The total number of U.S. suicides fell nearly six percent last year amid the coronavirus pandemic – the largest annual decline in at least four decades, according to preliminary government data.
There were 44,834 U.S. deaths by suicide in 2020, down from 47,511 the previous year.
Death certificates are still rolling in, and the number could still rise.

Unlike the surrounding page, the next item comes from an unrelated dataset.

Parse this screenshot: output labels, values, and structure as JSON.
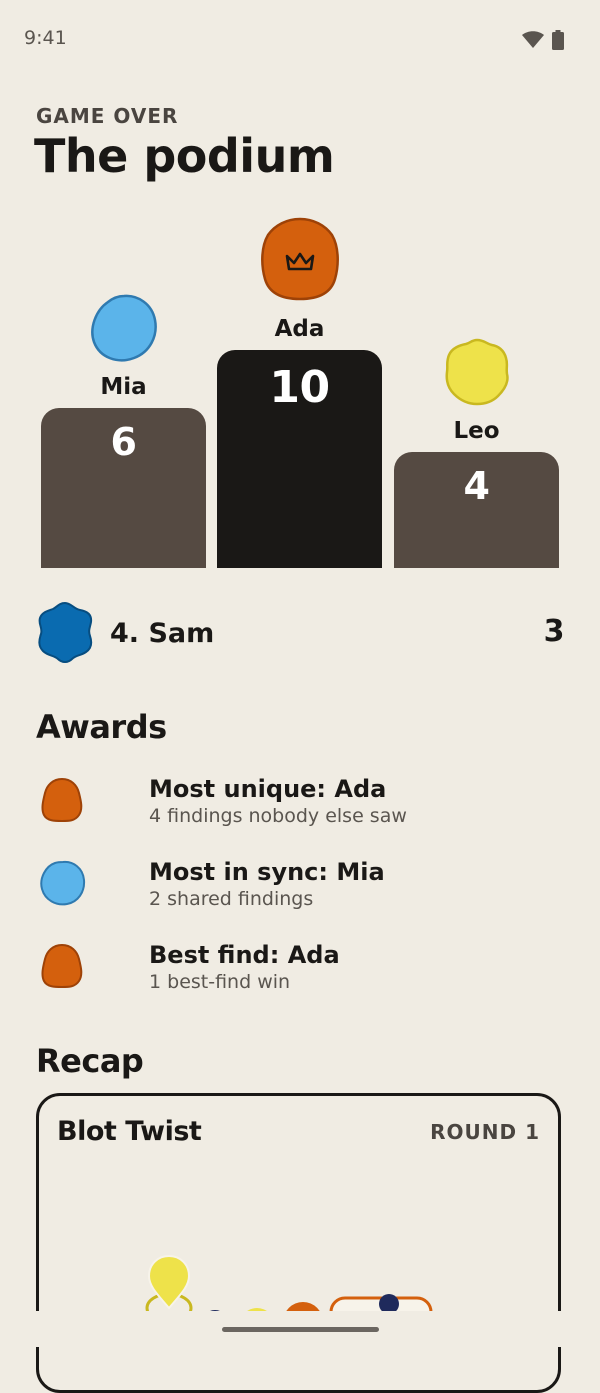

But officials expect a significant decline to continue, despite concerns that COVID-19 could lead to more suicides.
Both current President Biden and former President Trump warned of rising homicides amid the isolation and economic hardship of the COVID-19 pandemic.
It’s hard to say why the number of Suicides has dropped so much, but one factor could be a phenomenon seen in the early stages of wartime and national disasters, some experts said.
In any disaster phase, “there’s a period of heroism where we rally together and put out a lot of messages of support that we’re going to get through this together,” said Dr. Christine Moutier, chief medical officer at the American Foundation for Suicide Prevention.
That has been seen, at least in the early months of the pandemic.
The rising availability of telemedicine services and other efforts to address the nation’s suicide problem may also have contributed, she said.
The suicide rate in the U.S. rose steadily from the early 2000s through 2018, when the national suicide rate reached its highest level since 1941.
The rate finally fell slightly in 2019, down 1.7 percent from the previous year to 47,511.
Experts attributed this to increasing mental health screenings and other suicide prevention efforts.